<<<<

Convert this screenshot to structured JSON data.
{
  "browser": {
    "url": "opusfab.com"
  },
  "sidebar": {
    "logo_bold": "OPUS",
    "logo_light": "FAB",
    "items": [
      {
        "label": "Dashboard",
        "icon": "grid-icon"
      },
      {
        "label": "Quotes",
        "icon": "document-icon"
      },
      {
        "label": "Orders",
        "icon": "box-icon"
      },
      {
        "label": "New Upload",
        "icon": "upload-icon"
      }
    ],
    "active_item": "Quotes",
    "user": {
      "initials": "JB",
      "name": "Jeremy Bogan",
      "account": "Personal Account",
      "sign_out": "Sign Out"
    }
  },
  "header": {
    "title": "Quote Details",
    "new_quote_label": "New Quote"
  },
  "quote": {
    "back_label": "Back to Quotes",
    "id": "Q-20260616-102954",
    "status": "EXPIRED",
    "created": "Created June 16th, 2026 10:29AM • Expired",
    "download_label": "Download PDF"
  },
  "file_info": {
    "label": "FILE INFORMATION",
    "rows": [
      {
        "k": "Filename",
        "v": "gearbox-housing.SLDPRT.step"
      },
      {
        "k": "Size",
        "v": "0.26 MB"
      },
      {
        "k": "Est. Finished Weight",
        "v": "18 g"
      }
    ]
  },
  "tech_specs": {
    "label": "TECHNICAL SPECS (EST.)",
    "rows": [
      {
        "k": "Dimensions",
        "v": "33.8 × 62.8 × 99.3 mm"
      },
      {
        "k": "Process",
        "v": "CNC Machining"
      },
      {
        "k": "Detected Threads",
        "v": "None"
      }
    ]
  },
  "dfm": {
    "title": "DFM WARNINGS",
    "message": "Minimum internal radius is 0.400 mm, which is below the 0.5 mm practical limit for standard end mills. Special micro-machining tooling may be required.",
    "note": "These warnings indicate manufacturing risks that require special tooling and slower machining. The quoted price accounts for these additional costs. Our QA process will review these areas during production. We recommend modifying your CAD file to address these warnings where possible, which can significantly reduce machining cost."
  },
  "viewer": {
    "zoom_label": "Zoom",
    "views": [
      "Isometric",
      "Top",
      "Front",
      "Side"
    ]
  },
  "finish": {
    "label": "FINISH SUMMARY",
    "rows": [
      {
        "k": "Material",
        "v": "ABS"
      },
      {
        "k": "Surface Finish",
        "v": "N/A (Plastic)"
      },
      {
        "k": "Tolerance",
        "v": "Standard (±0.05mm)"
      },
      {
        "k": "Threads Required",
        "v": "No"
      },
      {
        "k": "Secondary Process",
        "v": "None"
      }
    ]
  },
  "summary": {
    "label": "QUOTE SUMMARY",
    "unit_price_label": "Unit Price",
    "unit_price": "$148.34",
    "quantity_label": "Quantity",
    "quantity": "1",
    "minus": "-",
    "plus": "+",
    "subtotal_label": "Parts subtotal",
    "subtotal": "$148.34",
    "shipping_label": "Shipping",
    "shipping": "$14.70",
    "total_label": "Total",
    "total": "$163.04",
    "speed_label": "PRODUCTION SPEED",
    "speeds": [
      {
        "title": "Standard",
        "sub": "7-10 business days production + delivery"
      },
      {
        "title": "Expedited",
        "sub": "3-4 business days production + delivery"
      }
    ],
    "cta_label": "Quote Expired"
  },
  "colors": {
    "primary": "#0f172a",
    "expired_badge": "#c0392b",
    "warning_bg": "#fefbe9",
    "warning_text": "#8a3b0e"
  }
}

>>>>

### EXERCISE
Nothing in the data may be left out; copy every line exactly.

### REPLY TO THE EXERCISE
Convert this screenshot to structured JSON data.
{
  "browser": {
    "url": "opusfab.com"
  },
  "sidebar": {
    "logo_bold": "OPUS",
    "logo_light": "FAB",
    "items": [
      {
        "label": "Dashboard",
        "icon": "grid-icon"
      },
      {
        "label": "Quotes",
        "icon": "document-icon"
      },
      {
        "label": "Orders",
        "icon": "box-icon"
      },
      {
        "label": "New Upload",
        "icon": "upload-icon"
      }
    ],
    "active_item": "Quotes",
    "user": {
      "initials": "JB",
      "name": "Jeremy Bogan",
      "account": "Personal Account",
      "sign_out": "Sign Out"
    }
  },
  "header": {
    "title": "Quote Details",
    "new_quote_label": "New Quote"
  },
  "quote": {
    "back_label": "Back to Quotes",
    "id": "Q-20260616-102954",
    "status": "EXPIRED",
    "created": "Created June 16th, 2026 10:29AM • Expired",
    "download_label": "Download PDF"
  },
  "file_info": {
    "label": "FILE INFORMATION",
    "rows": [
      {
        "k": "Filename",
        "v": "gearbox-housing.SLDPRT.step"
      },
      {
        "k": "Size",
        "v": "0.26 MB"
      },
      {
        "k": "Est. Finished Weight",
        "v": "18 g"
      }
    ]
  },
  "tech_specs": {
    "label": "TECHNICAL SPECS (EST.)",
    "rows": [
      {
        "k": "Dimensions",
        "v": "33.8 × 62.8 × 99.3 mm"
      },
      {
        "k": "Process",
        "v": "CNC Machining"
      },
      {
        "k": "Detected Threads",
        "v": "None"
      }
    ]
  },
  "dfm": {
    "title": "DFM WARNINGS",
    "message": "Minimum internal radius is 0.400 mm, which is below the 0.5 mm practical limit for standard end mills. Special micro-machining tooling may be required.",
    "note": "These warnings indicate manufacturing risks that require special tooling and slower machining. The quoted price accounts for these additional costs. Our QA process will review these areas during production. We recommend modifying your CAD file to address these warnings where possible, which can significantly reduce machining cost."
  },
  "viewer": {
    "zoom_label": "Zoom",
    "views": [
      "Isometric",
      "Top",
      "Front",
      "Side"
    ]
  },
  "finish": {
    "label": "FINISH SUMMARY",
    "rows": [
      {
        "k": "Material",
        "v": "ABS"
      },
      {
        "k": "Surface Finish",
        "v": "N/A (Plastic)"
      },
      {
        "k": "Tolerance",
        "v": "Standard (±0.05mm)"
      },
      {
        "k": "Threads Required",
        "v": "No"
      },
      {
        "k": "Secondary Process",
        "v": "None"
      }
    ]
  },
  "summary": {
    "label": "QUOTE SUMMARY",
    "unit_price_label": "Unit Price",
    "unit_price": "$148.34",
    "quantity_label": "Quantity",
    "quantity": "1",
    "minus": "-",
    "plus": "+",
    "subtotal_label": "Parts subtotal",
    "subtotal": "$148.34",
    "shipping_label": "Shipping",
    "shipping": "$14.70",
    "total_label": "Total",
    "total": "$163.04",
    "speed_label": "PRODUCTION SPEED",
    "speeds": [
      {
        "title": "Standard",
        "sub": "7-10 business days production + delivery"
      },
      {
        "title": "Expedited",
        "sub": "3-4 business days production + delivery"
      }
    ],
    "cta_label": "Quote Expired"
  },
  "colors": {
    "primary": "#0f172a",
    "expired_badge": "#c0392b",
    "warning_bg": "#fefbe9",
    "warning_text": "#8a3b0e"
  }
}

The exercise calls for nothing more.